Your instructions ->
What lines in the records below mention "Adresse"? List them all.
[[ Dataset entries, beginning ]]
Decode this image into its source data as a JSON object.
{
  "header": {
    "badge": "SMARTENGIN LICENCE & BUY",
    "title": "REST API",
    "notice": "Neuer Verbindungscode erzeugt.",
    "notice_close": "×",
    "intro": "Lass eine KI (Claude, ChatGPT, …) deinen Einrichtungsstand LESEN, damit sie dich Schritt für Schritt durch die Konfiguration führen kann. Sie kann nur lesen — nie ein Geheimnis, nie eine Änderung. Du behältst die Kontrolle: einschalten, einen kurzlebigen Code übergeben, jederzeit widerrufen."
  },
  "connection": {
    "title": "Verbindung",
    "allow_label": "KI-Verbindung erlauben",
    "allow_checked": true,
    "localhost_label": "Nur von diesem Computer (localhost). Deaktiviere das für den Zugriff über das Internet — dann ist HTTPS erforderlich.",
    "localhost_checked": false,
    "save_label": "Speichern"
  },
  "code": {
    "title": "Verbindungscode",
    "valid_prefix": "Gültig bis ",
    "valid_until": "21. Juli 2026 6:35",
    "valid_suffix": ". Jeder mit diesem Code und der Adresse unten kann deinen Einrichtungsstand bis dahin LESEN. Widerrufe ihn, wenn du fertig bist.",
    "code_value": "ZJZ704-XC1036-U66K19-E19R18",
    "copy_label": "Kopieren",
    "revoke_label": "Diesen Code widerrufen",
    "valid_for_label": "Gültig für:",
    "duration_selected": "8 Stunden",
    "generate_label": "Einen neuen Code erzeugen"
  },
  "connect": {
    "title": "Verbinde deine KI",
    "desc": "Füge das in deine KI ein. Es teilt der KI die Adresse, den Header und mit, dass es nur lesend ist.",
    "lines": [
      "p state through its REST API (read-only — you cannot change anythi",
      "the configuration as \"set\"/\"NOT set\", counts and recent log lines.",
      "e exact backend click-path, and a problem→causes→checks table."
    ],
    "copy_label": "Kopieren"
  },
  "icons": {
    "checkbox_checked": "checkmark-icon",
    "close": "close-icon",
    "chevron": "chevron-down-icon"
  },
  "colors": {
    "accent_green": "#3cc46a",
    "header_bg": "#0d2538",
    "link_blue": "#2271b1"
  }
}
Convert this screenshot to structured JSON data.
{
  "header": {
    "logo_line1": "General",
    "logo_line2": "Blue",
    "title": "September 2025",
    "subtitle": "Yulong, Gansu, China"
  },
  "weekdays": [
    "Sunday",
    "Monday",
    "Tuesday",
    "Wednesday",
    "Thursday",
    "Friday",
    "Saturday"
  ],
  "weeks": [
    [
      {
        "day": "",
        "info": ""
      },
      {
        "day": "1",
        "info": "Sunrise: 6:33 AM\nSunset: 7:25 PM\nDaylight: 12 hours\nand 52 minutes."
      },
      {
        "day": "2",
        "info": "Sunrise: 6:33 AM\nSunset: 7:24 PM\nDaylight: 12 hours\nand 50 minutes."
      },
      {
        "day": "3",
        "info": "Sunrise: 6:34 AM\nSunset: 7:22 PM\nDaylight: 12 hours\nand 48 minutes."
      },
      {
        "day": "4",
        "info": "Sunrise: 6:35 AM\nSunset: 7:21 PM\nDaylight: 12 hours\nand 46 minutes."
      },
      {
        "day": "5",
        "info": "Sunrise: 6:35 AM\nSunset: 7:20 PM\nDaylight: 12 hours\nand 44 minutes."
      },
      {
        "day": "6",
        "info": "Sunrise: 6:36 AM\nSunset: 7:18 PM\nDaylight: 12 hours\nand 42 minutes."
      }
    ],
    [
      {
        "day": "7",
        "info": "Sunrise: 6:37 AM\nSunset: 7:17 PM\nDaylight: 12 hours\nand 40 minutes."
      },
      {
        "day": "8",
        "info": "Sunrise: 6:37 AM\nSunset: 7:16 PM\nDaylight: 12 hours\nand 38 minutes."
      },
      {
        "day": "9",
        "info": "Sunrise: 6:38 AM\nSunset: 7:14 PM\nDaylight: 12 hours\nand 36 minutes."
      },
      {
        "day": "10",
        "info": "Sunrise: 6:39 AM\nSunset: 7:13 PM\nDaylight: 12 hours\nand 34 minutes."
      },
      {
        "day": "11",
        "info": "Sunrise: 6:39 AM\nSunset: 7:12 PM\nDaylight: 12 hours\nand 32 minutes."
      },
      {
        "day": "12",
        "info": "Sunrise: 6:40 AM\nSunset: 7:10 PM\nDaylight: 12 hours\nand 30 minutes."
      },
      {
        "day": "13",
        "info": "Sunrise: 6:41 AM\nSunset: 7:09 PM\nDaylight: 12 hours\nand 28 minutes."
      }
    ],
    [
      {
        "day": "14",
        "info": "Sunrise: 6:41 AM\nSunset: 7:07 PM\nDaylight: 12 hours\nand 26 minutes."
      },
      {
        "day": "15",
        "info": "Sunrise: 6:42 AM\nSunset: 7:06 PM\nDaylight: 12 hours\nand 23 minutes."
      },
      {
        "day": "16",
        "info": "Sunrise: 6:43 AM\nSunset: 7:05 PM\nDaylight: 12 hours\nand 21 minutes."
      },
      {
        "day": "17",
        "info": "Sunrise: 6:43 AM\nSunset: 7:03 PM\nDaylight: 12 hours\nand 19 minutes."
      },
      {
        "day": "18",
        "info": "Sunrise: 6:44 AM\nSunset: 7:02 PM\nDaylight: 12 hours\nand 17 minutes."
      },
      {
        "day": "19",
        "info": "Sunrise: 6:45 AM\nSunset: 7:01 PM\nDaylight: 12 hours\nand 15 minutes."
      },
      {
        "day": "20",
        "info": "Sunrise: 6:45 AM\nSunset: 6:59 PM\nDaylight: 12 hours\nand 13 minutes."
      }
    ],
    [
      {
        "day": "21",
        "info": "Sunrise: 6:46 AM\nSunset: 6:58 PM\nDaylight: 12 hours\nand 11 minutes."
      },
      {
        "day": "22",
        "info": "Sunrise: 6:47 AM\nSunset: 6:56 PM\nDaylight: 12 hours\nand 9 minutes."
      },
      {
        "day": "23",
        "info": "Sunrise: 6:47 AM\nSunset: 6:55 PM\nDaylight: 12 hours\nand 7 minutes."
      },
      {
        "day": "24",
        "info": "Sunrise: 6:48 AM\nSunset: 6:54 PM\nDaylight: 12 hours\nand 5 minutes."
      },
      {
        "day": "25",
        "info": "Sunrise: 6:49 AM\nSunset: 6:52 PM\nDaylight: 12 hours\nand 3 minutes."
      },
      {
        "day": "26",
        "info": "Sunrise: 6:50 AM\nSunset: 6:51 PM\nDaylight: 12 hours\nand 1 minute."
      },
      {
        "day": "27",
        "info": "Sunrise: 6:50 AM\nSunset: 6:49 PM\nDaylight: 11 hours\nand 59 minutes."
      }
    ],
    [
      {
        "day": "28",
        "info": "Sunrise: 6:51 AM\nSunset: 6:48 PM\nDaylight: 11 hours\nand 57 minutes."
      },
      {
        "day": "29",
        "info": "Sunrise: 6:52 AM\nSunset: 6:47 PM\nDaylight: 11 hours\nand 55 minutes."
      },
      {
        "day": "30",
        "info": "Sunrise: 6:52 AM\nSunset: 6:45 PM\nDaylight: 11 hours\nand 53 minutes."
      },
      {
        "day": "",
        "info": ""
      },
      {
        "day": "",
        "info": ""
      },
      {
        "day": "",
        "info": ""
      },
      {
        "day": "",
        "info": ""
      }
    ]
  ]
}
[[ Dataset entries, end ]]
Task result ->
    "valid_suffix": ". Jeder mit diesem Code und der Adresse unten kann deinen Einrichtungsstand bis dahin LESEN. Widerrufe ihn, wenn du fertig bist.",
    "desc": "Füge das in deine KI ein. Es teilt der KI die Adresse, den Header und mit, dass es nur lesend ist.",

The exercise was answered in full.